Tuesday, April 3, 2007
Sunday, April 1, 2007
a singluar christmas
dont know exactly how the analysis worked, but the website told me this:
The recipe for generating this Eigenmusic (”synthesized music representing the maximal variety of the input music”) was cooked up in 2003 as the live radio station “Eigenradio.” It was a hilarious joke if you laughed at beehives, pleasing if you liked electric closets. Here’s what the process is: you parameterize music into some set of features (pitch content, frequency response, high level structure, etc) and set some rate — say a set of features every 100 milliseconds or four beats. You then pass those series of features to a popular statistical algorithm that tries to remove dependence among variables in the feature– removing “redundant” information– perceptual compression.
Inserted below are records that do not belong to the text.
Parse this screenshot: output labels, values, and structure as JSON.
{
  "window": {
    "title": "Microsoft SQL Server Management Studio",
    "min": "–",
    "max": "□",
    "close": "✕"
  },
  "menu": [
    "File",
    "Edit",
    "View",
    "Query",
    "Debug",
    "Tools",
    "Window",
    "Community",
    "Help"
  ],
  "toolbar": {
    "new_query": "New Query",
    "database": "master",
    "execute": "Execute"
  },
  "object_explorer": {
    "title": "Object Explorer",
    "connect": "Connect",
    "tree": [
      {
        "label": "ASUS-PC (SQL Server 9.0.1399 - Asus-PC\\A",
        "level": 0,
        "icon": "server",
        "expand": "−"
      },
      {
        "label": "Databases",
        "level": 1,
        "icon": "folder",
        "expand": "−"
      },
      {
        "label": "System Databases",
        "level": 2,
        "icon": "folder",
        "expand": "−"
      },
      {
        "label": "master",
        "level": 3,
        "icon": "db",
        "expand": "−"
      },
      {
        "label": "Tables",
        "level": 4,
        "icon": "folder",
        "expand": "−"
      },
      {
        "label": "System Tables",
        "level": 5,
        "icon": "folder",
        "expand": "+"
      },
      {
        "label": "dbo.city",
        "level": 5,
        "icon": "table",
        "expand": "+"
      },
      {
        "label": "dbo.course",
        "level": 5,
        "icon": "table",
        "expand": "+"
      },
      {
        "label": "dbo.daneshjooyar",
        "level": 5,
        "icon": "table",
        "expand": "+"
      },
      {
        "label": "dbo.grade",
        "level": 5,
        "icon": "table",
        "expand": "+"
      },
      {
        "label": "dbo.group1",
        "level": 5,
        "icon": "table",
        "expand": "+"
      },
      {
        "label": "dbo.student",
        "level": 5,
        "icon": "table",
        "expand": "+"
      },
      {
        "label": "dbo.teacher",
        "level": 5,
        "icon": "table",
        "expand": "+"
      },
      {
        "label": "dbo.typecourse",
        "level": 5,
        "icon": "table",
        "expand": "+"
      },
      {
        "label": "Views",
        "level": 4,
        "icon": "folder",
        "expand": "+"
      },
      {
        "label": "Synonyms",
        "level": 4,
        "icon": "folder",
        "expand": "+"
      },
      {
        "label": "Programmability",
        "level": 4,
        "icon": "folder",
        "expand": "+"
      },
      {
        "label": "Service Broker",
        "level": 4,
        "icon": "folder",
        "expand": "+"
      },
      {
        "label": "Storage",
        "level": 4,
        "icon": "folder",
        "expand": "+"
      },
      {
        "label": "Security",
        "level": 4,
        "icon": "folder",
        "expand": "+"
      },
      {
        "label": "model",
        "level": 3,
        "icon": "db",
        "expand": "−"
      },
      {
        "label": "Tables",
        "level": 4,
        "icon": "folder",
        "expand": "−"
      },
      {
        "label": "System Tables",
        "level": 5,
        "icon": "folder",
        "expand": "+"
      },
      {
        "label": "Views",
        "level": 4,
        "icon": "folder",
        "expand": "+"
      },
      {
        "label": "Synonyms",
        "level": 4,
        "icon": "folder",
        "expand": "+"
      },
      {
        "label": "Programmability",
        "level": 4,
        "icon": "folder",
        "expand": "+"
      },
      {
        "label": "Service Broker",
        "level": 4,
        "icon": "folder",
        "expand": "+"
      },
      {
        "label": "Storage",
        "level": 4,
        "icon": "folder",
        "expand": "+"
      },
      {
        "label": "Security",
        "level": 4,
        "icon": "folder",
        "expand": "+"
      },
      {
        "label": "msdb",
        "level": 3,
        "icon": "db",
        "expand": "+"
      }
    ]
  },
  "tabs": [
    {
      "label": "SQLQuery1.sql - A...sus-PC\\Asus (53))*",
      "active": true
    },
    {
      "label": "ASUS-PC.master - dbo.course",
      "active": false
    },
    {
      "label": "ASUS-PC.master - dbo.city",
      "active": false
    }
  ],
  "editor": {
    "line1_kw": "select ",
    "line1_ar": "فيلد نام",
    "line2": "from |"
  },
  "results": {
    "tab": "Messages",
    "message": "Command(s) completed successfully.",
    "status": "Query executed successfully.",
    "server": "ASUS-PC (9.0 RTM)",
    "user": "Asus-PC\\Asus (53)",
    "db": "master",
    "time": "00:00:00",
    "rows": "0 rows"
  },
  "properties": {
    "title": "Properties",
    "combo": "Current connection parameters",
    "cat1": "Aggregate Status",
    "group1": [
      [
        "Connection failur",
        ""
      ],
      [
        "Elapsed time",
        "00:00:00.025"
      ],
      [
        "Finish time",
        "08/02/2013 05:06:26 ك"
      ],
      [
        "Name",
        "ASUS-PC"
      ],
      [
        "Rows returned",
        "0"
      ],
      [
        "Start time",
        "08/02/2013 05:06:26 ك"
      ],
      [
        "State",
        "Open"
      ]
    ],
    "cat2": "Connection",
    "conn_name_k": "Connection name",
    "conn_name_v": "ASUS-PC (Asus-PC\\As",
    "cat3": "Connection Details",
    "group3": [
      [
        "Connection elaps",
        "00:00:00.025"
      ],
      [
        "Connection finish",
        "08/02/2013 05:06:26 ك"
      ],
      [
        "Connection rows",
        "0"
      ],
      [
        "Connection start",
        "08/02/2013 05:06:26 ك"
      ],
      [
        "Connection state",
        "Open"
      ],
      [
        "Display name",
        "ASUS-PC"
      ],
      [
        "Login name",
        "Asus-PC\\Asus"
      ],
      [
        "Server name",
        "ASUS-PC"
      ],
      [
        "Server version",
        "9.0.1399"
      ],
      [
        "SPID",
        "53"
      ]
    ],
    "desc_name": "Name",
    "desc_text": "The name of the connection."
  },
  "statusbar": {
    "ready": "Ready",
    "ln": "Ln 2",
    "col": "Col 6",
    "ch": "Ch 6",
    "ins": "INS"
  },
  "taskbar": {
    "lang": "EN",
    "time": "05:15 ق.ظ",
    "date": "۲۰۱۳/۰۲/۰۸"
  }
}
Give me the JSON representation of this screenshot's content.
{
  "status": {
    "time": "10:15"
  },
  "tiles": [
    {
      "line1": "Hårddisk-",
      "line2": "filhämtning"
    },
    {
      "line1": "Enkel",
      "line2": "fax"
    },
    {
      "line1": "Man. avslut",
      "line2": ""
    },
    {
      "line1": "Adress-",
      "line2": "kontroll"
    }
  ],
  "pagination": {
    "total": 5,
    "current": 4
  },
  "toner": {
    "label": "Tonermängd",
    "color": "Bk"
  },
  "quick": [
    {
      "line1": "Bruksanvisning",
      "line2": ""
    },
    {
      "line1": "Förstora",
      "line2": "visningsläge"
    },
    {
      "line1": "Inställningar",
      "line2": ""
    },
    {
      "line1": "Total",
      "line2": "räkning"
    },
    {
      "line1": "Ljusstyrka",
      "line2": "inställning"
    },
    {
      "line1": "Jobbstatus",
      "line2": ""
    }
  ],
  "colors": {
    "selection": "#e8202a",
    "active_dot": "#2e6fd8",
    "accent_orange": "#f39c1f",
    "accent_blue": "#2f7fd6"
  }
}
Repetitive structures such as beat and harmony are whittled down to a representation that can always expand back later.
As for the role of composer, maybe semi-conductor– I locked myself and family up in a darkened studio on the top floor at MIT, we turned up the speakers, played every track in a row, and I hovered my index finger over the Delete key. There’s not a single window in that place, but I’m sure it started snowing.
my current fav is "mountain Noel"
Saturday, March 31, 2007
here's some of his stuff on ubuweb - http://www.ubu.com/sound/wada.html
Friday, March 30, 2007
Monday, March 19, 2007
Sunday, March 18, 2007
Rahsaan Roland Kirk was a blind jazz musician who could play multiple instruments at once! He also used a small amount of electronics in his work (recorded birds chirping and played them backwards in his performances for example). Not suprisingly, he cites Edgar Varese, one of the fathers of electronic music, as one of his main influences. This is a funny video of John Cage and Kirk mashed together.
**the other two parts:
Saturday, March 10, 2007
This article is about this invention called a Neurophone. Basically you place piezo disks on your body and try to listen to music through your skin. Full of new age hippie cosmic energy. Great schematics at the bottom of the page too.
- ► April (7)